Pretty much just that. I never knew why. Some people have said "because of the two-party system" but I don't really know what it means by the system, because there are definitely more than two parties, and people know of them. That doesn't really seem to excuse not identifying as a Social Democrat.
Why Bernie identifies as a Democrat is due to the structural dominance of the two major parties in US politics. There have been individuals that have run for office as candidates of other parties (such as the Liberatrian Party and the Green Party), but most observers don't give them much chance at being elected to the Office of the President. Politicians from third parties have had some success at being elected to Congress, but notably not so much in the modern era. Because of this, Bernie most likely came to the conclusion that if he wants a chance to actually win, he should affiliate with one of the two major parties. Between them the Democrats align more closely to his own views and positions.
The rest of your question isn't quite right, not everyone calls him a socialist. Those who do are generally trying to define him as one in the hopes that those who are afraid of that label would react negatively. You are right that he considers himself to be a "democratic socialist", but their organization and membership are low and they are not well known outside of their own circles, so running for President underneath their banner probably would not help him actually win.
Bernie Sanders is actually just loosely associated with the Democratic Party. He officially holds his seat as a Senator as an independent.
However, during the current and previous Presidential pre-elections, he sought the nomination of the Democratic party. He can do that without actually being a member of the party. Everyone who is eligible to be elected President can apply.
The reason why he choose to do that with the Democrats and not as an independent candidate or as a candidate of a minor party which more aligns with his political ideas is because there was no Presidential election in recent history where a candidate who wasn't nominated by the two main parties got even close to winning just a single state. A presidential candidate who isn't nominated by either the Republican Party or the Democratic Party has no realistic chance to get elected. So if he seriously wants to get elected President, he needs to get the nomination of either the Republican party or the Democratic party. It appears that of those two options, the Democrats are still his preferred choice.
And then there is another problem: vote splitting.
If he would actually run for a different party and try to turn the two-party race for Presidency into a three-party race, he would likely hurt his political ideas because he would split the progressive vote.
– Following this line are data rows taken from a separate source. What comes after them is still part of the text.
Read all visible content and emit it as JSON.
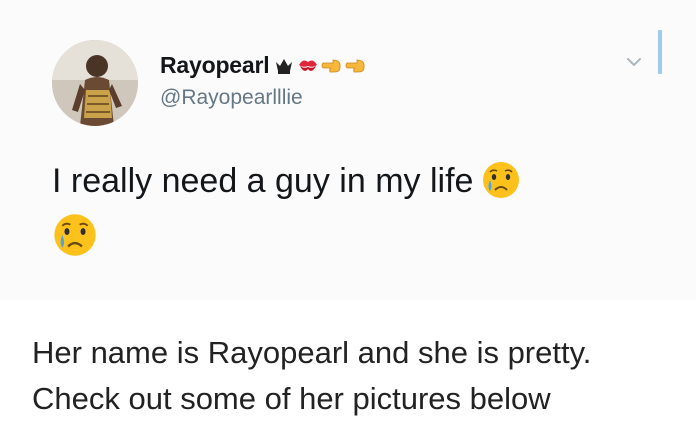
{
  "tweet": {
    "display_name": "Rayopearl",
    "name_emojis": [
      "crown-icon",
      "kiss-mark-icon",
      "pointing-left-icon",
      "pointing-left-icon"
    ],
    "handle": "@Rayopearlllie",
    "text": "I really need a guy in my life",
    "trailing_emojis": [
      "crying-face-icon",
      "crying-face-icon"
    ]
  },
  "caption": {
    "line1": "Her name is Rayopearl and she is pretty.",
    "line2": "Check out some of her pictures below"
  },
  "colors": {
    "handle": "#657786",
    "text": "#14171a",
    "accent": "#9fcbee"
  }
}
Sanders is so far away from conservativism, that he has no chance to realistically steal votes from the Republican candidate. The voters he could realistically convince to vote for him are those people who would otherwise vote whoever the Democratic Party nominates. So there is a good chance that Sanders and the Democratic candidate have more electoral votes than the Republican candidate combined, but less votes individually. So the Republican candidate would win, even though the majority of the country would prefer someone else. Sanders likely believes that if he can not be President, he would rather prefer a Democrat in the white house than a Republican.
He's asking registered Democrats to vote for him in the Democrat Primary(ies), with the view to the broad Democrat party apparatus backing him in the election.
I.e. he wants to be the Democrat candidate, not the Social Democrat candidate, not the Socialist candidate, not an Independent candidate.